Andy Shauf - Wilds
Andy Shauf is “a gifted singer-songwriter. More than that, a gifted storyteller” (NPR Music). Today, he announces Wilds, a surprise new album out this Friday, September 24th (digitally)/November 19th (physically) via ANTI-, that offers a peek into Shauf’s creative process and how the multi-instrumentalist first begins building his songs into more ornately arranged final products. Additionally, he presents a new song, “Jaywalker.” Wilds is a collection of nine songs culled from around fifty tracks recorded by Shauf during the writing of his widely lauded last album, 2020’s The Neon Skyline. Presented in a near-unfiltered form, the unstudied rawness of the songs on Wilds is a revealing look at Shauf’s mindset during the time he was writing Skyline. Though it’s not necessary to be familiar with The Neon Skyline to “get” Wilds, the album can certainly be interpreted as a companion piece to that record, a revisiting of the doomed lovers throughout various stages of their relationship.
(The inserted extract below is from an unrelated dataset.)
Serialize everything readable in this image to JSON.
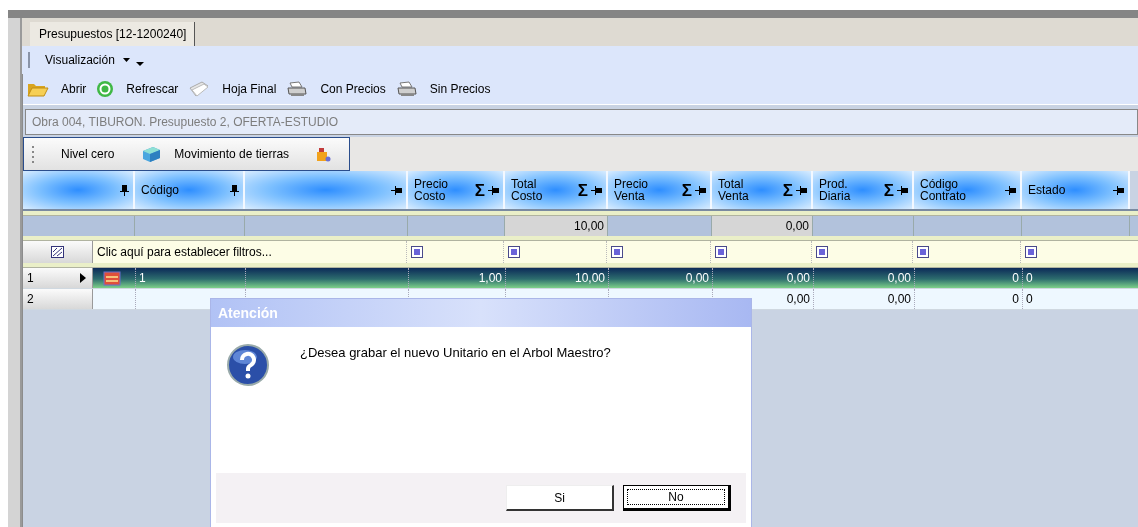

The songs are presented here in their most nascent shape – Shauf playing all the instruments, coming up with the arrangements on the fly, and recording it all himself to “a little tape machine” in his studio in Toronto.
All songs on Wilds were written and recorded closely together, during a period when Shauf became disenchanted with the idea of centering the Skyline narrative around one night at a bar. To shake off the writer’s block, he began experimenting with a different concept, penning songs about a woman named Judy. Shauf ultimately decided to return to his original plan, but the creative exercise was fundamental to what Skyline eventually became.
As first presented in “Spanish On The Beach,” hearing his songs pared back to the sparest of parts reveals not only how good a songwriter Shauf really is, but also how affectingly personal his songs are when his songs are unlatched from the mise en scène of a conceptual storyline. Today’s offering, “Jaywalker,” is a loping ballad that nominally tells the tale of a person not looking where he’s going while crossing the street and, by song’s end, waking up alone in a hospital with a dream of Judy driving a car, and no idea what the hell happened. But peer a bit deeper and you’ll find that Shauf is exploring a far more existential theme: the experience of the lost soul meandering through life (“Hanging around town never looked good on you”), the low-level level depression so common as to be invisible to everyone around (“All of your friends started wondering why/ You were choking back tears at an easy goodbye”) and the ways, both good and bad, that life can broadside you when you least expect it.
Ultimately Wilds is not only another spin on the barstool at the Skyline—this time a bit wiser, with a little more clarity—but a standalone chapter in Shauf’s own artistic narrative. The organic nature of the songs make the stories they tell feel truer to life as it’s experienced in the moment rather than via carefully edited words on a page or through the golden, unreliable haze of memory.